We had heard something about the flu.....The disease spread fast and soon was here on our campus. We closed the school for four weeks. Most of the students remained. There was little use to go home, for almost every home and community had all the flu patients that could be cared for. For four weeks I did very little but wait on students who had the flue. At one time we had sixty-five cases.......So I spent my time in one round of visiting flu patieints, especially the boys, and trying to do what was possible to help them.....I shall never forget the efficient help given by two of our assistant girls, Catherine Royer of Greenville; Ohio, and Pearl Kingery of Flora, Indiana. No one could have been more brave and faithful in the work than they were.
We had many serious cases and a few deaths. There was one death in Oakwood Hall. Miss Dora Wagner was one of the first to contract the disease....She was a brave girl and tried to overlook her sickness. When it was finally discovered, she had a very high fever, and her case was already hopeless.....You can imagine the effect of such a thing upon the girls and upon the entire school. There were others of the student body stricken also, but all those that were fatal had been taken home. Florence Coblentz, daughter of Mr. and Mrs. Perry Coblentz....She received every attention possible but soon succumbed to the disease. Other students who went home to die were Mary Leatherman, Hobart Emerick, and Augustus Hill.
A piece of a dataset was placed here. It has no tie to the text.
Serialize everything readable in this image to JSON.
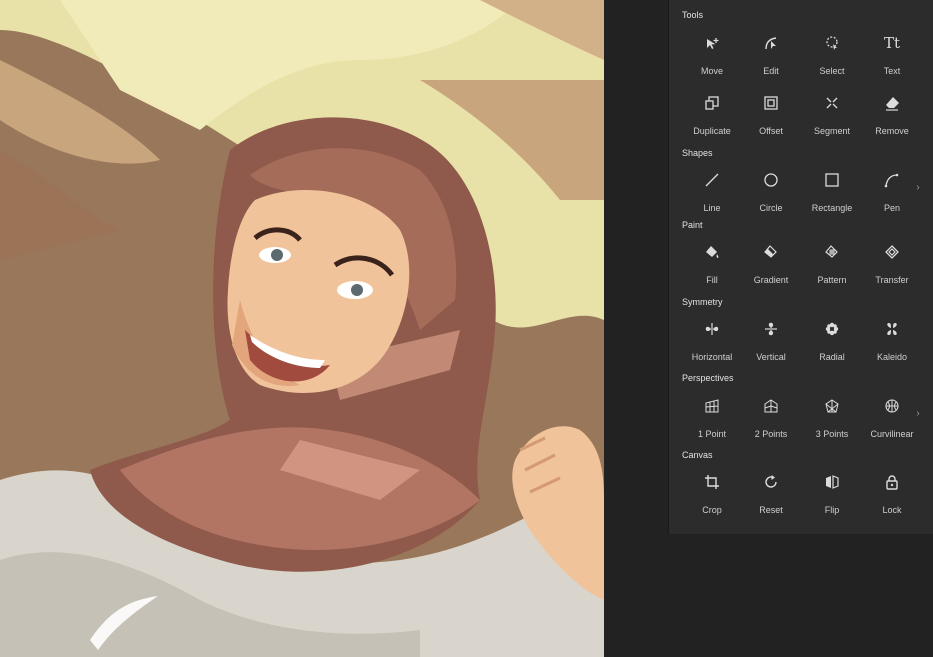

In a scourge like that, as in almost any calamity, the hearts of students grow stronger with increased danger; and though death was all around and the danger was great, the students were brave, and there was very little commotion.
Description prepared 25 August 2011 by Jeanine M. Wine.